TRY IT: In the entries below, count every line that has the string "JSON", and answer with that count alone.

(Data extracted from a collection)
Content starts

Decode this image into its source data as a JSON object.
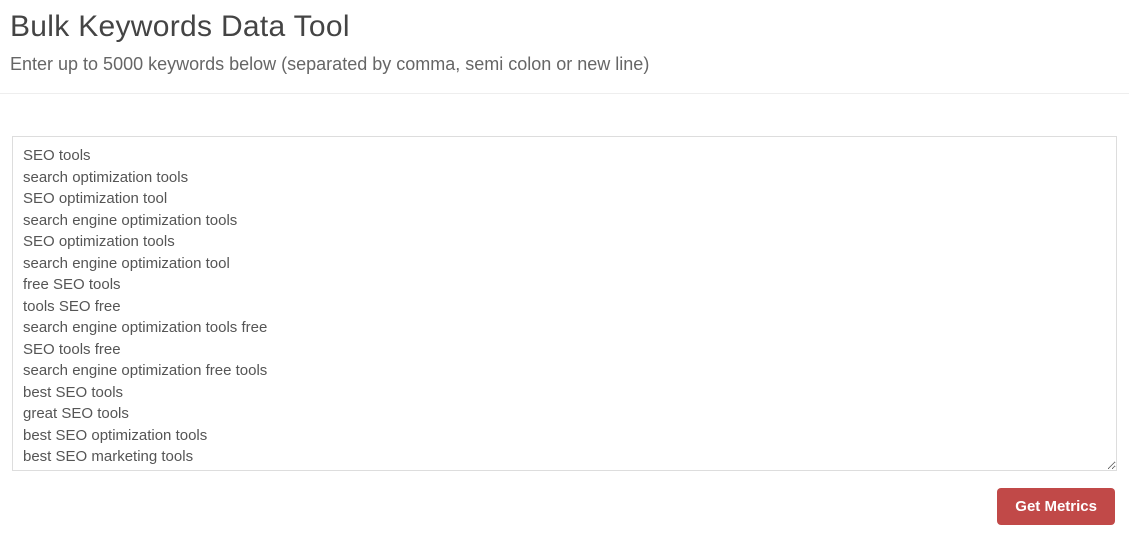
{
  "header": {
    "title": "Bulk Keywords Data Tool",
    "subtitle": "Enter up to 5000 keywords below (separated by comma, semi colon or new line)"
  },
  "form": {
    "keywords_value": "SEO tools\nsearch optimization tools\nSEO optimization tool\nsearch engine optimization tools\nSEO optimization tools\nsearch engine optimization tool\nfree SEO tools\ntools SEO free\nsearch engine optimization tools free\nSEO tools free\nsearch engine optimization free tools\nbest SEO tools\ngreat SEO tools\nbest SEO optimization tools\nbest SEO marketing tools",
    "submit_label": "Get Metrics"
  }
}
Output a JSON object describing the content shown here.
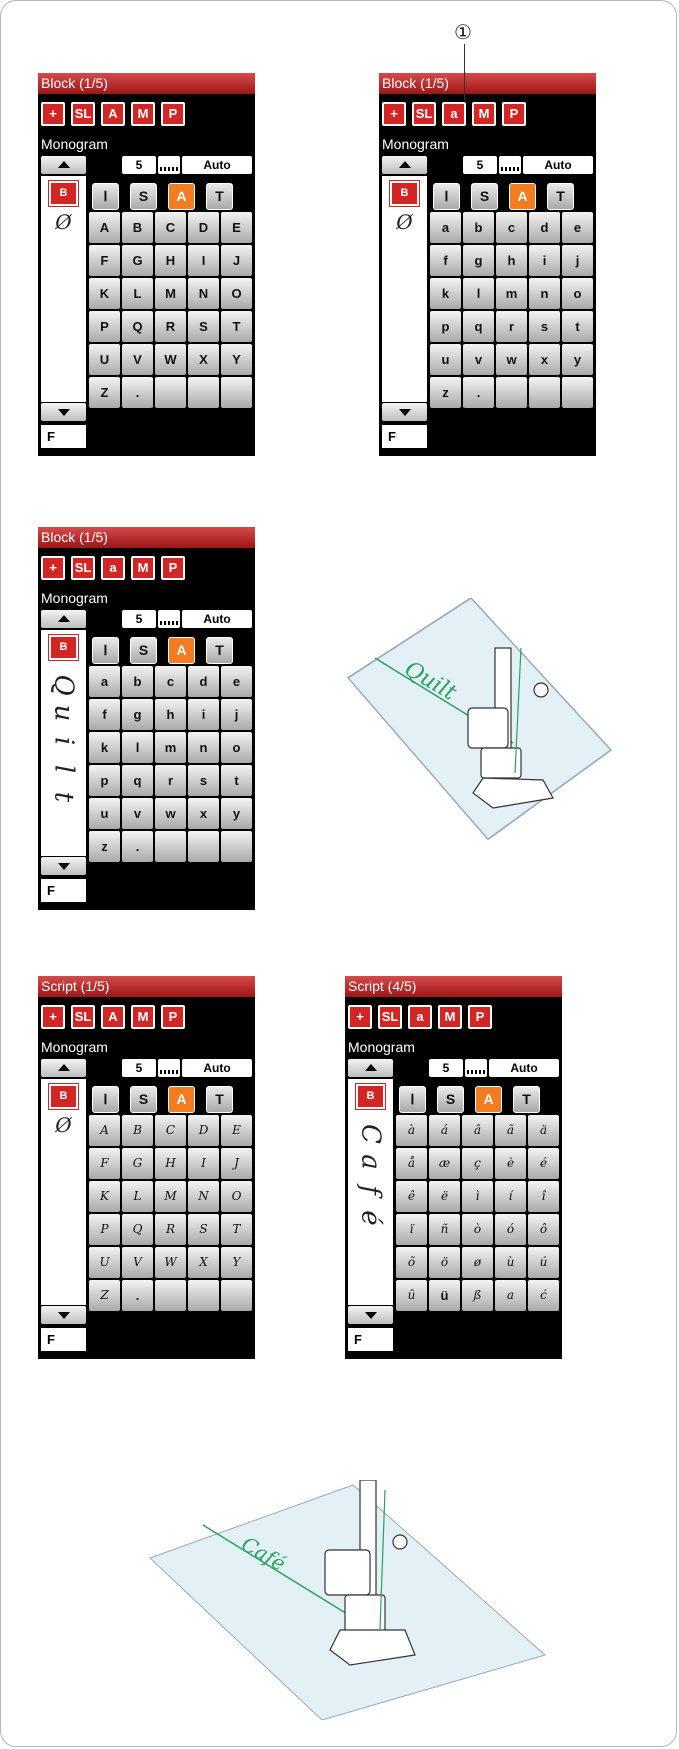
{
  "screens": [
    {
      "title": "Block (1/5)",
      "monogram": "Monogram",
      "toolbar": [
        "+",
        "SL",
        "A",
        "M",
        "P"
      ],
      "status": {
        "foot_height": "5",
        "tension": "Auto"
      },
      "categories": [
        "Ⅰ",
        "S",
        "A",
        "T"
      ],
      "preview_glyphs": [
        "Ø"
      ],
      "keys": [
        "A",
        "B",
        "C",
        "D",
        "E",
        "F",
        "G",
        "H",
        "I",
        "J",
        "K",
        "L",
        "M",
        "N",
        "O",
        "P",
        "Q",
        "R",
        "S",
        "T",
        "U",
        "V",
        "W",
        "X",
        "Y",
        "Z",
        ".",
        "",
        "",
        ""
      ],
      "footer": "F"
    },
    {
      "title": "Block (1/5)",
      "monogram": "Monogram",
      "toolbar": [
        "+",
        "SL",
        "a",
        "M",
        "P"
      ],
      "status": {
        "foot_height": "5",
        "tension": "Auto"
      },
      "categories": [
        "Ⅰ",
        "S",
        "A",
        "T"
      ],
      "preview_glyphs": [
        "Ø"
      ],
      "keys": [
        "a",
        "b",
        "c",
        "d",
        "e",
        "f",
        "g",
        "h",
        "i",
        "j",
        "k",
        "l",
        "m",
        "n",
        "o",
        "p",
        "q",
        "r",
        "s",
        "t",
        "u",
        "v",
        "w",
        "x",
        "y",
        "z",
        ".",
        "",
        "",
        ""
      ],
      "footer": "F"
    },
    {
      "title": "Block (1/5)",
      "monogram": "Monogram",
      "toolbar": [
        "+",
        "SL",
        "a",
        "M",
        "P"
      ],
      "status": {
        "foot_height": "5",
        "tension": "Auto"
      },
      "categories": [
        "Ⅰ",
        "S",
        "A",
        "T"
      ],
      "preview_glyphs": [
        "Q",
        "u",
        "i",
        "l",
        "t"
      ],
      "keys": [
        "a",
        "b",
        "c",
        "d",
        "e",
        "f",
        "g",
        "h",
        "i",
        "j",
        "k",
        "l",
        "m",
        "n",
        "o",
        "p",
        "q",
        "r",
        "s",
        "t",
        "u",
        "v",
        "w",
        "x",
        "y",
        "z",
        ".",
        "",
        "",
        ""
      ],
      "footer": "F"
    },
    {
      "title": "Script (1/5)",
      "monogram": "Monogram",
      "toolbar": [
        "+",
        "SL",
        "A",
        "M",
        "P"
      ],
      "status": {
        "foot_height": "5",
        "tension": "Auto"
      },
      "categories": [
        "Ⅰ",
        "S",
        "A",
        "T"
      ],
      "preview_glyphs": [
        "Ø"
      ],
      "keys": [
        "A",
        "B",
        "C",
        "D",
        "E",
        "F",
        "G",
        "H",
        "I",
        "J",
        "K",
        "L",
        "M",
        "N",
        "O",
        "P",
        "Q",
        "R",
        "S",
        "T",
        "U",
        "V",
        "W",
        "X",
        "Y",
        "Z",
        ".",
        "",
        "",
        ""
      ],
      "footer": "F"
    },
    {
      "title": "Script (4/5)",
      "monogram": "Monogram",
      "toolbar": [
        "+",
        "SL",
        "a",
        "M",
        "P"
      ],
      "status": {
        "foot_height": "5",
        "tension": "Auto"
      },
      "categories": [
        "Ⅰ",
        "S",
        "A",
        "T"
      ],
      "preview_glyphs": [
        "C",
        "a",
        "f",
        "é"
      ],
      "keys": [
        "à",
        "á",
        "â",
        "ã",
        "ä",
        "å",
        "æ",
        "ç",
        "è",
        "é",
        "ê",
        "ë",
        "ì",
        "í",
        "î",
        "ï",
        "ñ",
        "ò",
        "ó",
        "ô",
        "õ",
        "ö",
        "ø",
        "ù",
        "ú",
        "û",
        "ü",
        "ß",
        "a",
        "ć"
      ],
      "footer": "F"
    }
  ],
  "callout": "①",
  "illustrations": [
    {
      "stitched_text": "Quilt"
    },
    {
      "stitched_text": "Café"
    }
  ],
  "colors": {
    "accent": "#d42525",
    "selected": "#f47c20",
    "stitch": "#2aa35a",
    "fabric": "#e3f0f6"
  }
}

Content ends

EXERCISE ANSWER: 2